- What to produce
Each line of the material holding the word "device" must be identified and copied.

- Records for this exercise

___

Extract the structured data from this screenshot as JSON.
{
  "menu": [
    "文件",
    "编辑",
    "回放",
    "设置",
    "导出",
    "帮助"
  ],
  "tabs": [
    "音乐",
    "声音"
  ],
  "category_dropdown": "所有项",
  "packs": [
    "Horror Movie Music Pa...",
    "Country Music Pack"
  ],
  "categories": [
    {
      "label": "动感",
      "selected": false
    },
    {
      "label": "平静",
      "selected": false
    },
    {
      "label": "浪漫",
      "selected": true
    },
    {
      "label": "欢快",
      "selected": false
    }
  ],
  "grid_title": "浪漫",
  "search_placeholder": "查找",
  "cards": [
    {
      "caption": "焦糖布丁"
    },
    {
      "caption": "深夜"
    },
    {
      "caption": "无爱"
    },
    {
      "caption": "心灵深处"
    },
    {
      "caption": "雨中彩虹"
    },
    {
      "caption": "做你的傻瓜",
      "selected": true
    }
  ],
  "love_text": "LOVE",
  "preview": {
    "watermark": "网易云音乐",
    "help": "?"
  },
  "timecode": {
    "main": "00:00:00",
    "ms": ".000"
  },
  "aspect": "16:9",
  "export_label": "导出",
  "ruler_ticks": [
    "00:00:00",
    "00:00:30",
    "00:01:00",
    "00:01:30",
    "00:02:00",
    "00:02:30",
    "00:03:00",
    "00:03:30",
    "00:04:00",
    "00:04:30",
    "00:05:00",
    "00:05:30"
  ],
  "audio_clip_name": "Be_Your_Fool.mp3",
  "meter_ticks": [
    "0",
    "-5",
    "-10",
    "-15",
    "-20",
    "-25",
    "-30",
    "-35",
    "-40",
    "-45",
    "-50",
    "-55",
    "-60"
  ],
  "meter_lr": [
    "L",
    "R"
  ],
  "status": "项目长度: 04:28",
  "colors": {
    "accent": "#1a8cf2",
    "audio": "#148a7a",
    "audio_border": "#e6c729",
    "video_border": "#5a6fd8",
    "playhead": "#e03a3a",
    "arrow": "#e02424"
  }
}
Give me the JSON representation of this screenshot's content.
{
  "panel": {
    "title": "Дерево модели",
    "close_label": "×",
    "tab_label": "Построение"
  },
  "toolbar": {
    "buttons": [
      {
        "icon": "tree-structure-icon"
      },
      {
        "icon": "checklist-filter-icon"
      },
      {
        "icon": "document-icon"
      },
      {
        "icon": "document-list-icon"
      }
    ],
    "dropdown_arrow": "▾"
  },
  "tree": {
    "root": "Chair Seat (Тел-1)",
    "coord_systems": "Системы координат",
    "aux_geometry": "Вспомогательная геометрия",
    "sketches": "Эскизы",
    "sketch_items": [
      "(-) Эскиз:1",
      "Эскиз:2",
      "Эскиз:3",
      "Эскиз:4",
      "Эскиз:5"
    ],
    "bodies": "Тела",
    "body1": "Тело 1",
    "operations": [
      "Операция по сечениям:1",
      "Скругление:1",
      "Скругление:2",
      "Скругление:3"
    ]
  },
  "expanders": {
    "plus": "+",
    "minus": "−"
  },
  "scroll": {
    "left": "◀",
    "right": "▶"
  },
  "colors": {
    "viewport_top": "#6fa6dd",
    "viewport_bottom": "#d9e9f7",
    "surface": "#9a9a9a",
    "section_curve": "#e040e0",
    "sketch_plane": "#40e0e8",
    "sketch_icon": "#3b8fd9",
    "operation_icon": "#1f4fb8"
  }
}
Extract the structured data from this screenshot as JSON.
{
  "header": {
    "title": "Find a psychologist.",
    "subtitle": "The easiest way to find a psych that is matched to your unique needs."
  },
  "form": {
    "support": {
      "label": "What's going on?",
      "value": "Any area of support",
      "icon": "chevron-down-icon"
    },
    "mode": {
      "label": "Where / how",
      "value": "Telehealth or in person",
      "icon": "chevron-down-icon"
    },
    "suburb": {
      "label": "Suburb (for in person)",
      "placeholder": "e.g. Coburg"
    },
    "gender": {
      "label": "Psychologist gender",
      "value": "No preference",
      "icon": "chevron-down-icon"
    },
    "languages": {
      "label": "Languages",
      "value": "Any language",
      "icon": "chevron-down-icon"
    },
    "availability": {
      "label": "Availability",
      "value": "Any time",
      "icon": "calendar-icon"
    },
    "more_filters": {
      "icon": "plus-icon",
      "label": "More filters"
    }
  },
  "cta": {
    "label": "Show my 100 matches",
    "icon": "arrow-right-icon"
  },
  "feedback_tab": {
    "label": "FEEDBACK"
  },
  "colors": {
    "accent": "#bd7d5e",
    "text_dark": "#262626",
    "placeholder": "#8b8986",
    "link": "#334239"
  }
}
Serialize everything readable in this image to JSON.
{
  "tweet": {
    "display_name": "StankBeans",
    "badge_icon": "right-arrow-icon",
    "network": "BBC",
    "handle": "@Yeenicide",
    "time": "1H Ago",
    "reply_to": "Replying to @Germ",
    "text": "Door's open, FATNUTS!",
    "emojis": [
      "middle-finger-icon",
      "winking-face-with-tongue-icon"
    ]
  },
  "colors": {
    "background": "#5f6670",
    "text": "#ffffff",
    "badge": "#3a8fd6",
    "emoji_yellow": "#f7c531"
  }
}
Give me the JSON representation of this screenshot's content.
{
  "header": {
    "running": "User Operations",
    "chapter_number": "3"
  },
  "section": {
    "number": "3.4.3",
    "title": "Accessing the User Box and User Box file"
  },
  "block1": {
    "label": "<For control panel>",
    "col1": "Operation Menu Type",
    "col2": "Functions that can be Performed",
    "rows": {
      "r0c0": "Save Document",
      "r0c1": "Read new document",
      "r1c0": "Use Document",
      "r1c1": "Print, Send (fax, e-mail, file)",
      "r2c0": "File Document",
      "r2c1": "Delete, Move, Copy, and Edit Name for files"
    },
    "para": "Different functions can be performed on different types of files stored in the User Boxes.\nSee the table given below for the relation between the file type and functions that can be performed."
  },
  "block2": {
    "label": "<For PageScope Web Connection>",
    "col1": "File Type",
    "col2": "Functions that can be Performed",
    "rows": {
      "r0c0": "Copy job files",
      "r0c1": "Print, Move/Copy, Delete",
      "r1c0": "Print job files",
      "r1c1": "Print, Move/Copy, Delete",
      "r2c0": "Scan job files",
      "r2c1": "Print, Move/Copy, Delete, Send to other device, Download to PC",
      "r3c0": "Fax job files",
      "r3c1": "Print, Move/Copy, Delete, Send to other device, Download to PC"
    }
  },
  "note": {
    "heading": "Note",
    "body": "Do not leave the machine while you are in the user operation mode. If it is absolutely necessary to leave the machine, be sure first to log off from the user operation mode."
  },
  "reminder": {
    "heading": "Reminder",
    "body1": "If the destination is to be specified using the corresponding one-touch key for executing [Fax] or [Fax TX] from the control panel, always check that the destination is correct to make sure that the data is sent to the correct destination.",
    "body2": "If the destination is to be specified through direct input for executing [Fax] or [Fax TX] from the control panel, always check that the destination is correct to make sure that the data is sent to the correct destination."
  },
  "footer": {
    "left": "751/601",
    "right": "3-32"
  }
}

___

- Answer for this exercise
      "r2c1": "Print, Move/Copy, Delete, Send to other device, Download to PC",
      "r3c1": "Print, Move/Copy, Delete, Send to other device, Download to PC"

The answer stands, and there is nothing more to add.